I've been reading Execute this week, a book about how we can act on inspiration to create great things, fast. It tells the story of how Drew Wilson conceived, built and shipped a competitor to PayPal in a week (as if to make the point, Josh Long and Drew Wilson wrote the book itself in a week). One of the ideas that has resonated most strongly with me is the "inspiration battery".
It's all well and good getting pumped up and working hard when the inspiration from your latest great idea is fresh, but inspiration (and therefore motivation) comes and goes. We'd all get more done if we were perpetually inspired to do great things, but it doesn't tend to work like that.
The energy we get from feeling inspired can wane, but we can get it back (recharging the battery) by working on something that excites us. As Josh wrote:
Everyone of us has an element of what we do that we enjoy more than all of the others. For Drew, it's design. He loves it. [snip] Design recharges Drew.
It's useful to acknowledge that we shouldn't always work on the next most important thing. Maintaining our energy (through enjoyment and satisfaction) is often a more important factor for the progress we can achieve on a project.
Once you know which tasks recharge your batteries you can allow yourself to work on these things whenever you feel your motivation starting to wane.
I've sometimes struggled to justify to others quite why I've prioritised a particular feature, knowing full well that I've chosen to work on something that will keep me excited. As a recent example, Agile Planner had a fully fledged REST API before I'd enabled sign ups to the free trial.

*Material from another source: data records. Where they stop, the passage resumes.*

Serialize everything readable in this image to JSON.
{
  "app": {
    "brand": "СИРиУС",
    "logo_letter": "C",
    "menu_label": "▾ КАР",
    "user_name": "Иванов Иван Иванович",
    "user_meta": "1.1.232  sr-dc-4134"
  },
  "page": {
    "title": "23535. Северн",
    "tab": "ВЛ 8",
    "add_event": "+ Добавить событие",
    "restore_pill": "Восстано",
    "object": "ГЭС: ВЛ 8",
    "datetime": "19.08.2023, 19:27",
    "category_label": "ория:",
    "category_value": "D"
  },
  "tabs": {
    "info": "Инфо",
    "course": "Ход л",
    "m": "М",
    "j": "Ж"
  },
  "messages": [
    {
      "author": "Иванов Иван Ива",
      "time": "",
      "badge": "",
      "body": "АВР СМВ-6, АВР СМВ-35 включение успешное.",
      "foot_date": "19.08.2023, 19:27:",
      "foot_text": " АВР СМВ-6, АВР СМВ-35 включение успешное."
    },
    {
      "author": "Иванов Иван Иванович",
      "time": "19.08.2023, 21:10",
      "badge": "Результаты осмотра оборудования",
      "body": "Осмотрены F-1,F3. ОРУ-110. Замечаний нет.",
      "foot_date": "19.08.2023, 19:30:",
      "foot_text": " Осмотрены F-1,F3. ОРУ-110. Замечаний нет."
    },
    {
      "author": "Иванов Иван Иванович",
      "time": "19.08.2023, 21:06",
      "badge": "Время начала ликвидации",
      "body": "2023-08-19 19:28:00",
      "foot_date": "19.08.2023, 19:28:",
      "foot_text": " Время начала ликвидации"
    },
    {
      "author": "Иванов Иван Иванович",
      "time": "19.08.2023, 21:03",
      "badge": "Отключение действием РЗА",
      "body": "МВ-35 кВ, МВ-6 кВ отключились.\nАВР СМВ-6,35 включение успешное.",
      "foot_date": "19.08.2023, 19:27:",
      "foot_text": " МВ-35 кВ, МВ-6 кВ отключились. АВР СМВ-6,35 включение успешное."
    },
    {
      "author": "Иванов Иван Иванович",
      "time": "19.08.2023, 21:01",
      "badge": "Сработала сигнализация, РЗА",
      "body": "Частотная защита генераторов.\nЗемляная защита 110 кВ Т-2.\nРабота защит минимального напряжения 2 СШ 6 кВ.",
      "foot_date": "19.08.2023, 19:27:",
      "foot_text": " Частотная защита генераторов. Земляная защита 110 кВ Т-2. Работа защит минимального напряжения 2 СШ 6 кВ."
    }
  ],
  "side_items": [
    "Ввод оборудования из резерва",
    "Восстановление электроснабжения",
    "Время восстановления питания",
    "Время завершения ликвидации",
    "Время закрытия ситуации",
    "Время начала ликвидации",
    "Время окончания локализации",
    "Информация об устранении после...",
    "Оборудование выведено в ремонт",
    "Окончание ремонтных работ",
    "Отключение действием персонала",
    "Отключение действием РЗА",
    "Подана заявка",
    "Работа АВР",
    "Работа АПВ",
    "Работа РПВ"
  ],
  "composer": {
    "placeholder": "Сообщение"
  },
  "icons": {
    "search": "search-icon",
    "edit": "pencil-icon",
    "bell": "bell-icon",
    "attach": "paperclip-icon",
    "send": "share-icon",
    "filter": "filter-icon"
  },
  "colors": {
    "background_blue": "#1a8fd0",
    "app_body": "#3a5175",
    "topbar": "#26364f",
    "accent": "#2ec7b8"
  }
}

I built the API earlier than necessary because I knew that I'd get fired up about the impact that it would have on the code, and would give me more opportunity to benefit from the hexagonal architecture that is evolving in Agile Planner.